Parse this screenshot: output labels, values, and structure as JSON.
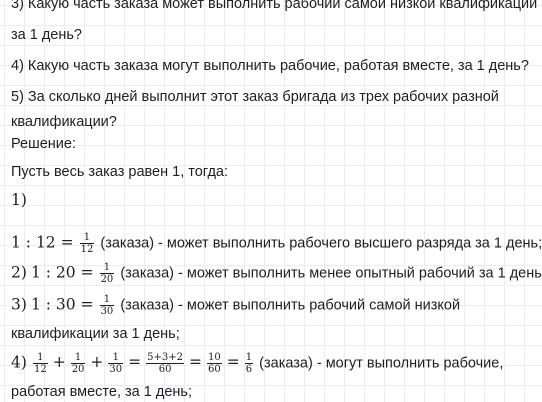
{
  "lines": {
    "l1": "3) Какую часть заказа может выполнить рабочий самой низкой квалификации",
    "l2": "за 1 день?",
    "l3": "4) Какую часть заказа могут выполнить рабочие, работая вместе, за 1 день?",
    "l4": "5) За сколько дней выполнит этот заказ бригада из трех рабочих разной",
    "l5": "квалификации?",
    "l6": "Решение:",
    "l7": "Пусть весь заказ равен 1, тогда:",
    "l8": "1)"
  },
  "step1": {
    "math": "1 : 12 =",
    "num": "1",
    "den": "12",
    "text": "(заказа) - может выполнить рабочего высшего разряда за 1 день;"
  },
  "step2": {
    "prefix": "2)",
    "math": "1 : 20 =",
    "num": "1",
    "den": "20",
    "text": "(заказа) - может выполнить менее опытный рабочий за 1 день;"
  },
  "step3": {
    "prefix": "3)",
    "math": "1 : 30 =",
    "num": "1",
    "den": "30",
    "text": "(заказа) - может выполнить рабочий самой низкой"
  },
  "step3b": "квалификации за 1 день;",
  "step4": {
    "prefix": "4)",
    "f1n": "1",
    "f1d": "12",
    "f2n": "1",
    "f2d": "20",
    "f3n": "1",
    "f3d": "30",
    "f4n": "5+3+2",
    "f4d": "60",
    "f5n": "10",
    "f5d": "60",
    "f6n": "1",
    "f6d": "6",
    "plus": "+",
    "eq": "=",
    "text": "(заказа) - могут выполнить рабочие,"
  },
  "step4b": "работая вместе, за 1 день;"
}
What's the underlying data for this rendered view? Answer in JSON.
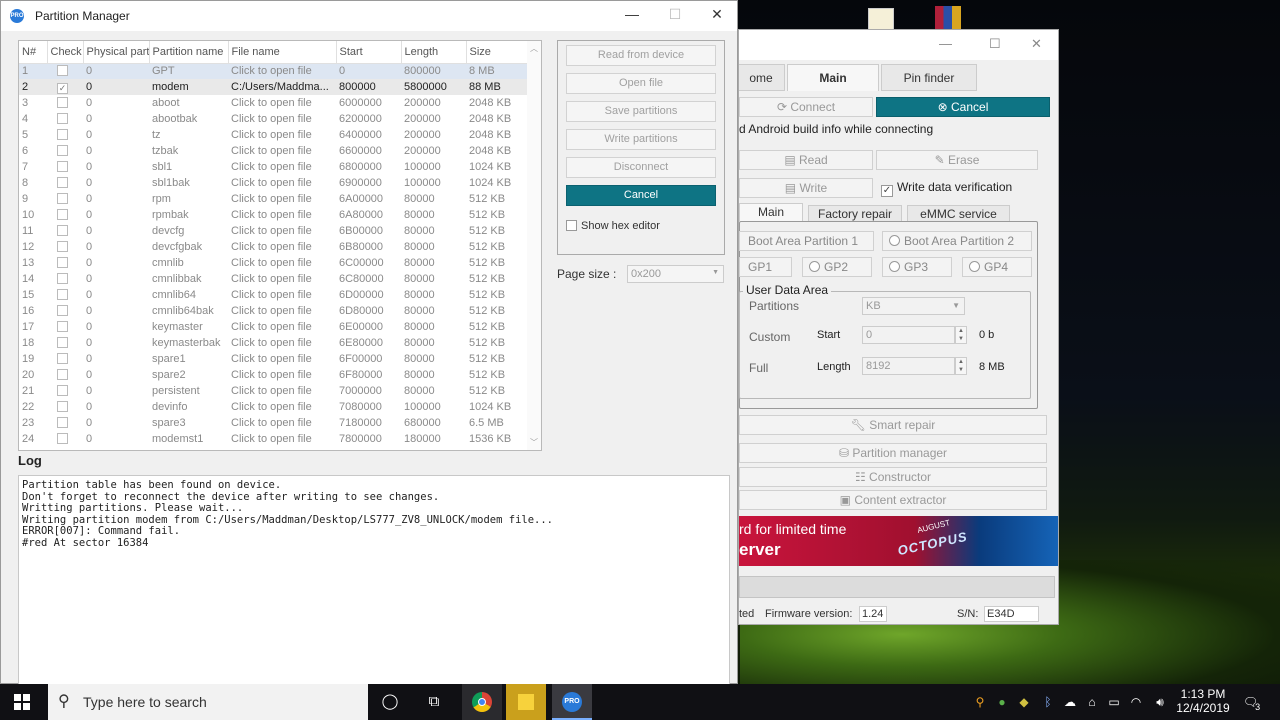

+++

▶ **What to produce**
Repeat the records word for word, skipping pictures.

▶ **Solved problem**
Parse this screenshot: output labels, values, and structure as JSON.
{
  "lines": {
    "l1": "3) Какую часть заказа может выполнить рабочий самой низкой квалификации",
    "l2": "за 1 день?",
    "l3": "4) Какую часть заказа могут выполнить рабочие, работая вместе, за 1 день?",
    "l4": "5) За сколько дней выполнит этот заказ бригада из трех рабочих разной",
    "l5": "квалификации?",
    "l6": "Решение:",
    "l7": "Пусть весь заказ равен 1, тогда:",
    "l8": "1)"
  },
  "step1": {
    "math": "1 : 12 =",
    "num": "1",
    "den": "12",
    "text": "(заказа) - может выполнить рабочего высшего разряда за 1 день;"
  },
  "step2": {
    "prefix": "2)",
    "math": "1 : 20 =",
    "num": "1",
    "den": "20",
    "text": "(заказа) - может выполнить менее опытный рабочий за 1 день;"
  },
  "step3": {
    "prefix": "3)",
    "math": "1 : 30 =",
    "num": "1",
    "den": "30",
    "text": "(заказа) - может выполнить рабочий самой низкой"
  },
  "step3b": "квалификации за 1 день;",
  "step4": {
    "prefix": "4)",
    "f1n": "1",
    "f1d": "12",
    "f2n": "1",
    "f2d": "20",
    "f3n": "1",
    "f3d": "30",
    "f4n": "5+3+2",
    "f4d": "60",
    "f5n": "10",
    "f5d": "60",
    "f6n": "1",
    "f6d": "6",
    "plus": "+",
    "eq": "=",
    "text": "(заказа) - могут выполнить рабочие,"
  },
  "step4b": "работая вместе, за 1 день;"
}
What's the underlying data for this rendered view? Answer in JSON.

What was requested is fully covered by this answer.